Club President Lauren McNelly sums up the work of Minnesota State University’s Social Work Club this way:

“When we hear about a need,” she says, “we take it under our wing.”

The latest cause to benefit from their generosity is a university in Namibia, Africa, where officials are trying to establish a village outreach program to educate people about AIDS. But first that university needs to educate its educators. And to do that, it need resources, a tough task for the cash-strapped International University of Management in Windhoek, Namibia.

That’s where the students from the Social Work Club come in. During the past year they have — in addition to a string of other community service projects — collected health- or AIDS-related books to donate to the university.

Books will be used to build up a resource library for outreach workers trying to stem the rapid spread of AIDS. In Namibia, population 1.8 million, one in five adults are infected with the virus that causes AIDS, and there are about 93,000 orphans that have AIDS.

On Wednesday, the students boxed up the text books they’d collected since the day the campaign was launched, exactly one year earlier. They hauled them down to the post office and sent them on their way to Africa and the university’s Institute for AIDS.

Their project began when retired social work professor Richard Wintersteen, who was doing mission work in Namibia, contacted them. He’d told them about the AIDS crisis and about the university’s goal of collecting AIDS and health reading resources.

So the students began collecting books. They put the word out to everyone in the College of Social and Behavioral Sciences. They even got help from students at St. Cloud State University and the College of St. Catherine’s. As the books poured in, they began the process of pulling from the collection books focusing too heavily on American policy or with an American point of view of health care and AIDS education.

They were left with several dozen high-quality books. Then they realized they had a cash problem, too. They needed a few hundred dollars to ship them.

To raise money they held bake sales and sold wristbands, and eventually pulled in more than $3,000 — more than enough to cover shipping costs. By now, the books could already be on their way across the Atlantic.

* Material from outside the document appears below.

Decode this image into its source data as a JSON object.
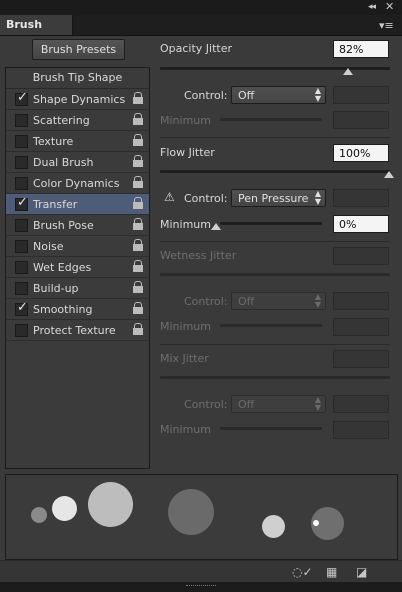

The club has 70 members, about 30 of which attend weekly meetings. They are led by a core group of club officers that includes McNelly, Mandy Forsyth, Crystal Curtis and Heidi Williams. They have become very close through their involvement with the club, and their work has stretched well beyond this project.

Among the groups they’ve worked with — or taken under its wing — are CADA House, Yellow Ribbon, Sexual Violence Resource Center, Summit Center, VINE and many others.

“I think it’s amazing, all the things we’ve accomplished,” Curtis said.

“This has been such a positive experience,” Williams said. “I can’t think of one bad time.”

Forsyth, full-time student and single mom, said she’d considered taking a semester off from the Social Work Club, but ultimately opted to stay in.

“I don’t think I would want to go through a semester without helping people,” she said.

Their instructors have been impressed.

“What I’m most proud of is that the club makes all the decisions. The club does the work. The club has learned from their successes,” instructor and club adviser Nancy Fitzsimons said. “And they’re making a difference in the community.”

React to this story:


Trending Video

Recommended for you